The Importance on Non-Linear Thinking Part 2 In Part 1 the “importance” of non-linear thinking, or managing non-linear thinkers was expressed as important. Perhaps expressing the importance of balance between non-linear and linear thinkers within an organization should be the focus. Left brain and right brain thinking, when combined and managed well can be very powerful.
What is the best way to inspire creative thinking? The brainstorm is dead. Sitting around a table in a conference room during a scheduled time is already missing the point. Creativity is not on a schedule. A creative person does not come into work, flip on a “creative” switch until 5 o’clock then flip the switch off. Creativity works best when it’s not constrained. That was the horse in a corral vs. horse in a pasture analogy. How about a brainstorm session among 5 people while going for a walk between 1:12pm and 2:37? Remove the constraints.
The following is a tried and true creative group activity to be used in place of brainstorming. I like to call it the Creative Cornucopia or “mental flossing”. I’ll use the launch of a Chinese Wine in the U.S. as an example. Many of the most successful marketing campaigns have come from this process:
1. Have a Plan – sometimes known as the Creative Brief. Establish the purpose and objectives of the brainstorming.
2. Appetizer – Identify who is going to participate in the group brainstorm. Send them an invitation (I use iggli.com) using something to initiate thinking about the subject. For the Chinese wine, each participant received a 3×5 card with images of Chinese culture with a date, time and location. They were also asked to bring something that makes them think about China.
3. Allow 24-48 hours for participants to think about the subject.
4. Main Course – Use a whiteboard or large writing surface. Once the group is together, start by asking questions about the subject. Not obvious questions, but abstract. In the case of the Chinese wine I asked the group questions like, “what if Cabernet never existed,” or, “what if France never made wine”… taking what’s obvious about the subject and removing them from the equation. If it were a bank I’d ask, “what if ATMs didn’t exist,” or, “what if we didn’t use money for economy?” Capture all comments.
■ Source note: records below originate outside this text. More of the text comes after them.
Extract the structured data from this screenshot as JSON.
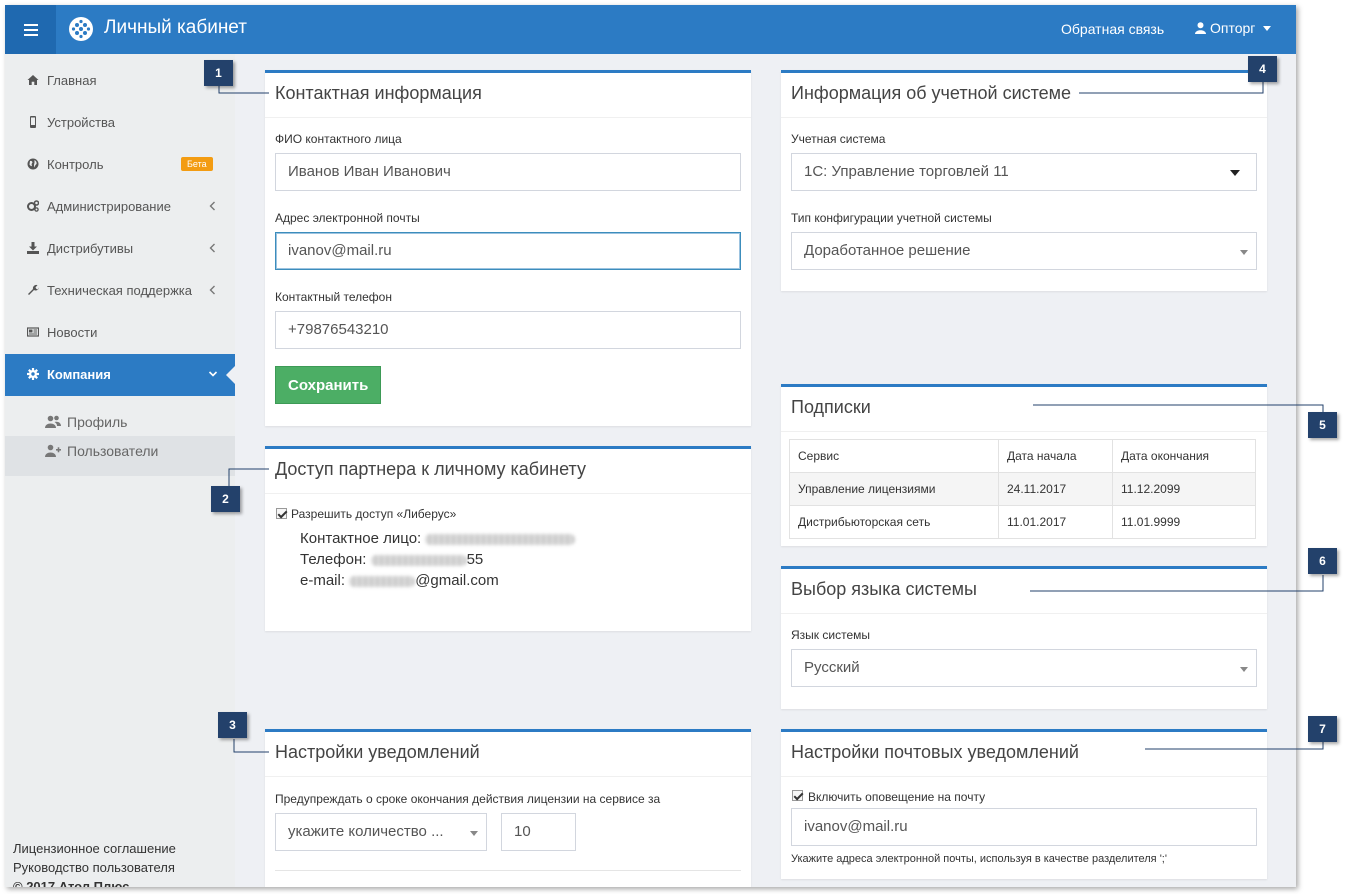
{
  "header": {
    "title": "Личный кабинет",
    "feedback": "Обратная связь",
    "user": "Опторг",
    "colors": {
      "primary": "#2c7bc4",
      "menu_button": "#1f69b0"
    }
  },
  "sidebar": {
    "items": [
      {
        "label": "Главная",
        "icon": "home-icon"
      },
      {
        "label": "Устройства",
        "icon": "mobile-icon"
      },
      {
        "label": "Контроль",
        "icon": "globe-icon",
        "badge": "Бета"
      },
      {
        "label": "Администрирование",
        "icon": "cogs-icon"
      },
      {
        "label": "Дистрибутивы",
        "icon": "download-icon"
      },
      {
        "label": "Техническая поддержка",
        "icon": "wrench-icon"
      },
      {
        "label": "Новости",
        "icon": "newspaper-icon"
      },
      {
        "label": "Компания",
        "icon": "gear-icon"
      }
    ],
    "subitems": [
      {
        "label": "Профиль",
        "icon": "users-icon"
      },
      {
        "label": "Пользователи",
        "icon": "user-plus-icon"
      }
    ],
    "footer": {
      "license": "Лицензионное соглашение",
      "guide": "Руководство пользователя",
      "copyright": "© 2017 Атол Плюс"
    }
  },
  "contact": {
    "title": "Контактная информация",
    "name_label": "ФИО контактного лица",
    "name_value": "Иванов Иван Иванович",
    "email_label": "Адрес электронной почты",
    "email_value": "ivanov@mail.ru",
    "phone_label": "Контактный телефон",
    "phone_value": "+79876543210",
    "save_label": "Сохранить"
  },
  "partner": {
    "title": "Доступ партнера к личному кабинету",
    "allow_label": "Разрешить доступ «Либерус»",
    "contact_label": "Контактное лицо:",
    "phone_label": "Телефон:",
    "phone_suffix": "55",
    "email_label": "e-mail:",
    "email_suffix": "@gmail.com"
  },
  "notifications": {
    "title": "Настройки уведомлений",
    "warn_label": "Предупреждать о сроке окончания действия лицензии на сервисе за",
    "select_value": "укажите количество ...",
    "number_value": "10"
  },
  "accounting": {
    "title": "Информация об учетной системе",
    "system_label": "Учетная система",
    "system_value": "1С: Управление торговлей 11",
    "config_label": "Тип конфигурации учетной системы",
    "config_value": "Доработанное решение"
  },
  "subscriptions": {
    "title": "Подписки",
    "columns": [
      "Сервис",
      "Дата начала",
      "Дата окончания"
    ],
    "rows": [
      [
        "Управление лицензиями",
        "24.11.2017",
        "11.12.2099"
      ],
      [
        "Дистрибьюторская сеть",
        "11.01.2017",
        "11.01.9999"
      ]
    ]
  },
  "language": {
    "title": "Выбор языка системы",
    "label": "Язык системы",
    "value": "Русский"
  },
  "mail": {
    "title": "Настройки почтовых уведомлений",
    "enable_label": "Включить оповещение на почту",
    "email_value": "ivanov@mail.ru",
    "hint": "Укажите адреса электронной почты, используя в качестве разделителя ';'"
  },
  "callouts": [
    "1",
    "2",
    "3",
    "4",
    "5",
    "6",
    "7"
  ]
}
5. Cross-Pollination – Take some of the answers in the main course and drill down further. In the case of “what if France didn’t make wine,” we looked at France and the culture. I asked for words associated with France’s culture, which I wrote on the white board. The group came up with words like, “wine, cheese, smoking, style, history”.
6. Cross-Pollination Word Smash – Take some of the key words from #5 and list opposing words. What’s happening by this point is your group is talking about the subject, but in a non-linear manner. By exploring the peripheries of the subject it gets the creative juices flowing. It avoids the problem of staring at a blank piece of white paper trying to get started.
7. Dessert – Identify and expand on emerging ideas. Some of the ideas that started to come out of the Chinese wine were “what is it like to try wine for the first time, what is like to do anything for the first time and what are some things someone can do to improve their image?” We listed a few celebrities and listed how they could improve the perception consumers had. Paris Hilton, John Elway, George W. Bush and Carrot Top were a few.
8. Recap and Connect. Leave the brainstorm with a homework assignment for each person to come up with 3-5 ideas, no matter how “out there” they might be (there are no dumb questions). Come back together in a day or two (don’t let too much time pass) and list ideas on the board. Rate them all based on how well they meet the objective, or creative brief in step #1. What are the advantages, limitations or truly outstanding ideas? The marketing message that came out for the Chinese wine was, “Be the First”. As in, be the first to discover wine from one of the last unknown wine growing regions on earth.
This is an abbreviated description of how to bring non-linear thinking into a group dynamic, especially a company. There is room for creativity here as there should be, but at the heart of the process is how to get all involved to think and talk about the subject in an abstract way. Hopefully you get a chance to try it. If you have questions facilitating the Creative Cornucopia with your group, email me any questions at firstname.lastname@example.org.